Researchers led by Hakan Jonsson of Umea University in Umea, Sweden, reported the findings at a press briefing in advance of a presentation at the American Society of Clinical Oncology Breast Cancer Symposium. The study also was released simultaneously online in the journal Cancer.
The number of women age 40 to 49 who would need to be screened to save a single life in the Swedish study was 1,252 -- a lower figure than that seen in prior studies. But it still was higher than for older age groups given the higher breast cancer mortality later in life, Jonsson noted.
The number needed to screen is the critical issue, according to Dr. Jennifer Obel, ASCO Communications Committee member and moderator of the press briefing.
"One thing is certain," she told reporters. "Mammography has been shown in study after study to reduce the risk of breast cancer in women 40 to 49. What we're talking about is the debate about how many women need to be screened to save one life."
Dr. Donna Plecha, director of breast imaging at Case Western Reserve University in Cleveland, agreed that is the bottom line despite the back-and-forth that has been confusing for patients.
The debate erupted last year when the U.S. Preventive Services Task Force (USPSTF) recommended that women under age 50 don't need routine screening mammography; whereas its earlier stance was in accord with American Cancer Society guidelines suggesting mammography every one to two years for all women age 40 and older.

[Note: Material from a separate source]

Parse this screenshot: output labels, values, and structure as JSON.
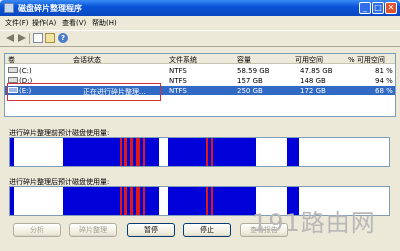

Congress subsequently undermined the USPSTF recommendation by inclusion in the health care reform law a requirement that insurers cover mammograms for women 40 to 49.
Jonsson pointed out, though, that the body of research upon which the USPSTF based its recommendations included eight largely older randomized trials, most of which ended more than 20 years ago.
By contrast, his study included 600,000 women in Sweden age 40 to 49 and took place since national guidelines were implemented in 1986 in Sweden calling for screening mammography -- making it the largest epidemiological study of mammography in this age group.
The varying benefits seen in different studies and lack of consensus on timing of screening mammography has made some clinicians hesitant to alter their practice.
"The patients are naturally confused, as we practicing doctors are, hence the caution on changing recommendations too quickly," said Dr. Albert Levy of Mount Sinai School of Medicine in New York City.
But breast cancer researchers, radiologists and primary care physicians contacted by ABC News overwhelmingly agreed that the benefits of mammographic screening in women ages 40 to 49 outweigh the risks.
Physicians use mammography, along with self-examination, as the first line of defense in combating breast cancer.